Assignment: Copy every entry word for word, but skip the pictures.

Element data from apps and pages:
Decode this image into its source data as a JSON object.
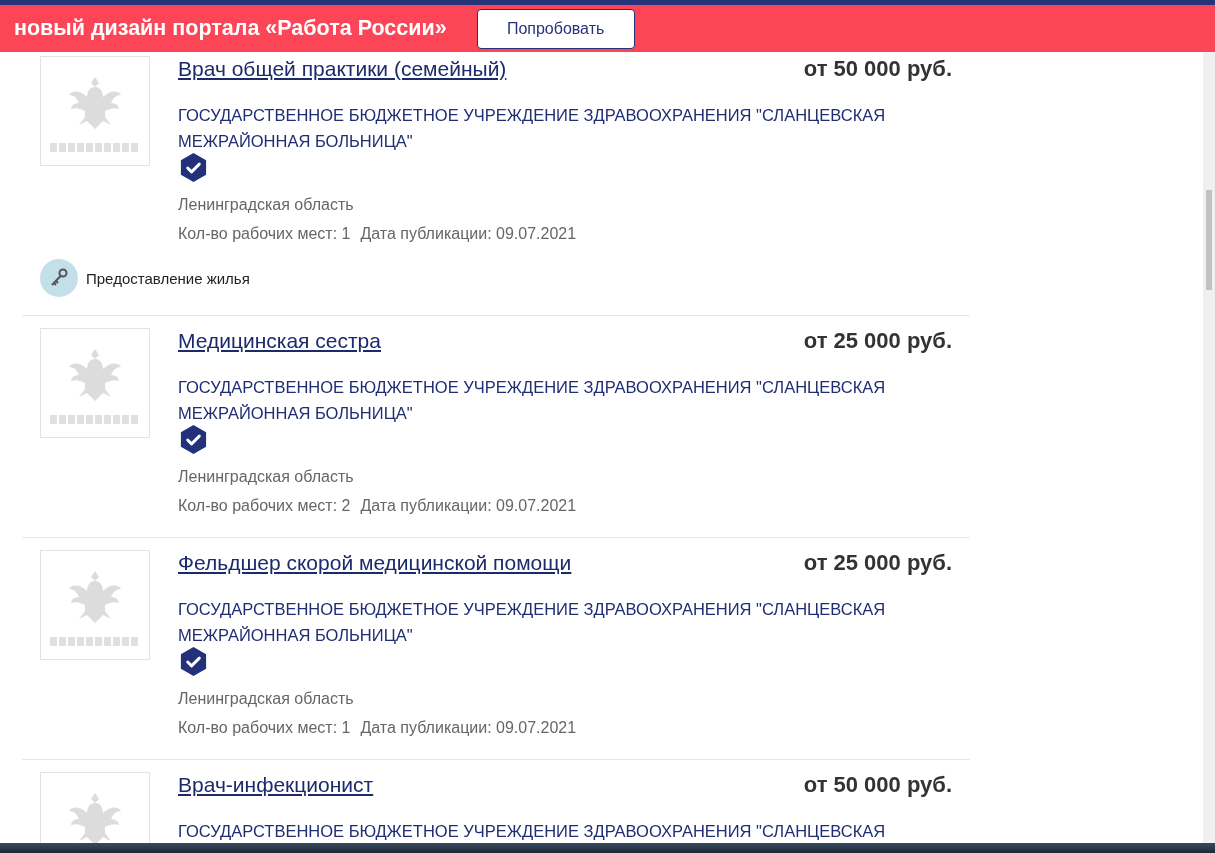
{
  "banner": {
    "text": "новый дизайн портала «Работа России»",
    "button": "Попробовать"
  },
  "vacancies": [
    {
      "title": "Врач общей практики (семейный)",
      "salary": "от 50 000 руб.",
      "org": "ГОСУДАРСТВЕННОЕ БЮДЖЕТНОЕ УЧРЕЖДЕНИЕ ЗДРАВООХРАНЕНИЯ \"СЛАНЦЕВСКАЯ МЕЖРАЙОННАЯ БОЛЬНИЦА\"",
      "verified": true,
      "region": "Ленинградская область",
      "places": "Кол-во рабочих мест: 1",
      "date": "Дата публикации: 09.07.2021",
      "features": [
        {
          "label": "Предоставление жилья"
        }
      ]
    },
    {
      "title": "Медицинская сестра",
      "salary": "от 25 000 руб.",
      "org": "ГОСУДАРСТВЕННОЕ БЮДЖЕТНОЕ УЧРЕЖДЕНИЕ ЗДРАВООХРАНЕНИЯ \"СЛАНЦЕВСКАЯ МЕЖРАЙОННАЯ БОЛЬНИЦА\"",
      "verified": true,
      "region": "Ленинградская область",
      "places": "Кол-во рабочих мест: 2",
      "date": "Дата публикации: 09.07.2021"
    },
    {
      "title": "Фельдшер скорой медицинской помощи",
      "salary": "от 25 000 руб.",
      "org": "ГОСУДАРСТВЕННОЕ БЮДЖЕТНОЕ УЧРЕЖДЕНИЕ ЗДРАВООХРАНЕНИЯ \"СЛАНЦЕВСКАЯ МЕЖРАЙОННАЯ БОЛЬНИЦА\"",
      "verified": true,
      "region": "Ленинградская область",
      "places": "Кол-во рабочих мест: 1",
      "date": "Дата публикации: 09.07.2021"
    },
    {
      "title": "Врач-инфекционист",
      "salary": "от 50 000 руб.",
      "org": "ГОСУДАРСТВЕННОЕ БЮДЖЕТНОЕ УЧРЕЖДЕНИЕ ЗДРАВООХРАНЕНИЯ \"СЛАНЦЕВСКАЯ"
    }
  ]
}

Exercise output:
Decode this image into its source data as a JSON object.
{
  "banner": {
    "text": "новый дизайн портала «Работа России»",
    "button": "Попробовать"
  },
  "vacancies": [
    {
      "title": "Врач общей практики (семейный)",
      "salary": "от 50 000 руб.",
      "org": "ГОСУДАРСТВЕННОЕ БЮДЖЕТНОЕ УЧРЕЖДЕНИЕ ЗДРАВООХРАНЕНИЯ \"СЛАНЦЕВСКАЯ МЕЖРАЙОННАЯ БОЛЬНИЦА\"",
      "verified": true,
      "region": "Ленинградская область",
      "places": "Кол-во рабочих мест: 1",
      "date": "Дата публикации: 09.07.2021",
      "features": [
        {
          "label": "Предоставление жилья"
        }
      ]
    },
    {
      "title": "Медицинская сестра",
      "salary": "от 25 000 руб.",
      "org": "ГОСУДАРСТВЕННОЕ БЮДЖЕТНОЕ УЧРЕЖДЕНИЕ ЗДРАВООХРАНЕНИЯ \"СЛАНЦЕВСКАЯ МЕЖРАЙОННАЯ БОЛЬНИЦА\"",
      "verified": true,
      "region": "Ленинградская область",
      "places": "Кол-во рабочих мест: 2",
      "date": "Дата публикации: 09.07.2021"
    },
    {
      "title": "Фельдшер скорой медицинской помощи",
      "salary": "от 25 000 руб.",
      "org": "ГОСУДАРСТВЕННОЕ БЮДЖЕТНОЕ УЧРЕЖДЕНИЕ ЗДРАВООХРАНЕНИЯ \"СЛАНЦЕВСКАЯ МЕЖРАЙОННАЯ БОЛЬНИЦА\"",
      "verified": true,
      "region": "Ленинградская область",
      "places": "Кол-во рабочих мест: 1",
      "date": "Дата публикации: 09.07.2021"
    },
    {
      "title": "Врач-инфекционист",
      "salary": "от 50 000 руб.",
      "org": "ГОСУДАРСТВЕННОЕ БЮДЖЕТНОЕ УЧРЕЖДЕНИЕ ЗДРАВООХРАНЕНИЯ \"СЛАНЦЕВСКАЯ"
    }
  ]
}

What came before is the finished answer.